*** DATA PROVIDED Section Begins ***

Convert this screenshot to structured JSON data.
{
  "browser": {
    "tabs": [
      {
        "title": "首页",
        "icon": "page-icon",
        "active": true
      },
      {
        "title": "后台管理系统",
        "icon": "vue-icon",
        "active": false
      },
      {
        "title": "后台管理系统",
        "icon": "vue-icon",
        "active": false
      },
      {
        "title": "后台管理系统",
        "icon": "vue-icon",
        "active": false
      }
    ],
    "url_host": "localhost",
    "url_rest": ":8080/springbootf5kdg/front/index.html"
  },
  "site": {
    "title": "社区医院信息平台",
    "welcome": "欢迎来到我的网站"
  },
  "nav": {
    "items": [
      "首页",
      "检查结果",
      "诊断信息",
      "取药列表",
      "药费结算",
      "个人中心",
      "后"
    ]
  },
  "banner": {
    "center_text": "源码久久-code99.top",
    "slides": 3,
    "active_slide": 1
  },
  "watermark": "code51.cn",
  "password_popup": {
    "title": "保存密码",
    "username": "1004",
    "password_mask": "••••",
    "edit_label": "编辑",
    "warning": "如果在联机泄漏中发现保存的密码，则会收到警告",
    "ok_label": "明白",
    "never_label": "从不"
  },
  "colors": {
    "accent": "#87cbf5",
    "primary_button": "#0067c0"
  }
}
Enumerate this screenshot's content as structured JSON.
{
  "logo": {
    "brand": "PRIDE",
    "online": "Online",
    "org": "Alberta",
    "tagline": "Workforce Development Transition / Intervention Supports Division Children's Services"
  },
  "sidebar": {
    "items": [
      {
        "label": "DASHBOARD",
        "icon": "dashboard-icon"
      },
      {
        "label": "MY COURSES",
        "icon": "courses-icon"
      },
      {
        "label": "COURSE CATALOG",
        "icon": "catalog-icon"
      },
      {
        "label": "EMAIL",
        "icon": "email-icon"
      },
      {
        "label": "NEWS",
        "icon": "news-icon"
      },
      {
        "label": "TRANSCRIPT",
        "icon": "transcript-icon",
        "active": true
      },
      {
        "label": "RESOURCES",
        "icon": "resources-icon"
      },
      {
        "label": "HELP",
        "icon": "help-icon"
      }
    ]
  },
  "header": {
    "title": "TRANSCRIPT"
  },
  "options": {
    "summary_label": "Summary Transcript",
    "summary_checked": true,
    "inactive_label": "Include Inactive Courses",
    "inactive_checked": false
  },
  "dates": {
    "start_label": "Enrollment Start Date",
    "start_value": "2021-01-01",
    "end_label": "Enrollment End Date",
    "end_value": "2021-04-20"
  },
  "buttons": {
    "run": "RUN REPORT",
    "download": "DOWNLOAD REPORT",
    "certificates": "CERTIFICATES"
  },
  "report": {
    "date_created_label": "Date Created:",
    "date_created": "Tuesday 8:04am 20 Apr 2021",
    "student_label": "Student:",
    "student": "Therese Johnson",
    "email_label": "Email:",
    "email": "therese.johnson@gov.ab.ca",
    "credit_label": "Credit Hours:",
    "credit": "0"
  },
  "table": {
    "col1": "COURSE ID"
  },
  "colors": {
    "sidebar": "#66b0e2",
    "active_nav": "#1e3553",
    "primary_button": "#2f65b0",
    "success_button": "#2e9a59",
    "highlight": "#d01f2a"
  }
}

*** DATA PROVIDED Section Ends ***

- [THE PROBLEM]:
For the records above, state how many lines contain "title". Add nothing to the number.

- [ANSWER]:
7